**What the task asks**: Your answer should hold exactly the lines from the one with "Read all visible content and emit it as JSON." through the final line of the data below, reproduced as written.

===== Records for this task =====

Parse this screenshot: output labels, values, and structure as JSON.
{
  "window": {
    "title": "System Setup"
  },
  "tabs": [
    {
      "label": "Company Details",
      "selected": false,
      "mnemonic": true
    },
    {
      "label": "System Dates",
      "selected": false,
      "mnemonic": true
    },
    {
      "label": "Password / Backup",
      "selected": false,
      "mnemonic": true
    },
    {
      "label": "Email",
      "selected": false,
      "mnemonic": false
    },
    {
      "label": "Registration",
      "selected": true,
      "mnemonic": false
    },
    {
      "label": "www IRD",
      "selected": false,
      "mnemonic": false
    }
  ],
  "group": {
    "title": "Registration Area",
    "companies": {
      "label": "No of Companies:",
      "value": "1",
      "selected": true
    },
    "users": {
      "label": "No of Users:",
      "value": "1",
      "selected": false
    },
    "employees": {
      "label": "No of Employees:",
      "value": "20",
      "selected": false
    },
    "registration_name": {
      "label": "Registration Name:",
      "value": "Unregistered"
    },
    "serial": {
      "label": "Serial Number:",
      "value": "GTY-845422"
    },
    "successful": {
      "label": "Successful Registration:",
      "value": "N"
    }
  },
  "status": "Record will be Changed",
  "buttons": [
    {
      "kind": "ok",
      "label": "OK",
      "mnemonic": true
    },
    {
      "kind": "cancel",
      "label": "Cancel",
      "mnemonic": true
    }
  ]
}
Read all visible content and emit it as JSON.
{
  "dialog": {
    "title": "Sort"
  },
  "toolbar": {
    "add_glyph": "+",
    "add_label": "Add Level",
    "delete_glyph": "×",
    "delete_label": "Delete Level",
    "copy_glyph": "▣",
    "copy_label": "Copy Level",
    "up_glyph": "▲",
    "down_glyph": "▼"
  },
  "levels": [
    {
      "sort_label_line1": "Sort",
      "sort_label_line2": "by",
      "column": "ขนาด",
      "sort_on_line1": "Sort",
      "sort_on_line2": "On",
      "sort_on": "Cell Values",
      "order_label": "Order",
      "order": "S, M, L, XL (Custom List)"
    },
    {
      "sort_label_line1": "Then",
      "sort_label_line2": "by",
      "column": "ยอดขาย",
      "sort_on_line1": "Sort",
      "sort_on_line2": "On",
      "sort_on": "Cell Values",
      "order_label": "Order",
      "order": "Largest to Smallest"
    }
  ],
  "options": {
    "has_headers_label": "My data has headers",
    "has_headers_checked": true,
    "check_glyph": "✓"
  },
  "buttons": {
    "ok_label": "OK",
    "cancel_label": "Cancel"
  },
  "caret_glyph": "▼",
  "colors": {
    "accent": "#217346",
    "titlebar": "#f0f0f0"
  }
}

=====

**Solution below**:
Read all visible content and emit it as JSON.
{
  "dialog": {
    "title": "Sort"
  },
  "toolbar": {
    "add_glyph": "+",
    "add_label": "Add Level",
    "delete_glyph": "×",
    "delete_label": "Delete Level",
    "copy_glyph": "▣",
    "copy_label": "Copy Level",
    "up_glyph": "▲",
    "down_glyph": "▼"
  },
  "levels": [
    {
      "sort_label_line1": "Sort",
      "sort_label_line2": "by",
      "column": "ขนาด",
      "sort_on_line1": "Sort",
      "sort_on_line2": "On",
      "sort_on": "Cell Values",
      "order_label": "Order",
      "order": "S, M, L, XL (Custom List)"
    },
    {
      "sort_label_line1": "Then",
      "sort_label_line2": "by",
      "column": "ยอดขาย",
      "sort_on_line1": "Sort",
      "sort_on_line2": "On",
      "sort_on": "Cell Values",
      "order_label": "Order",
      "order": "Largest to Smallest"
    }
  ],
  "options": {
    "has_headers_label": "My data has headers",
    "has_headers_checked": true,
    "check_glyph": "✓"
  },
  "buttons": {
    "ok_label": "OK",
    "cancel_label": "Cancel"
  },
  "caret_glyph": "▼",
  "colors": {
    "accent": "#217346",
    "titlebar": "#f0f0f0"
  }
}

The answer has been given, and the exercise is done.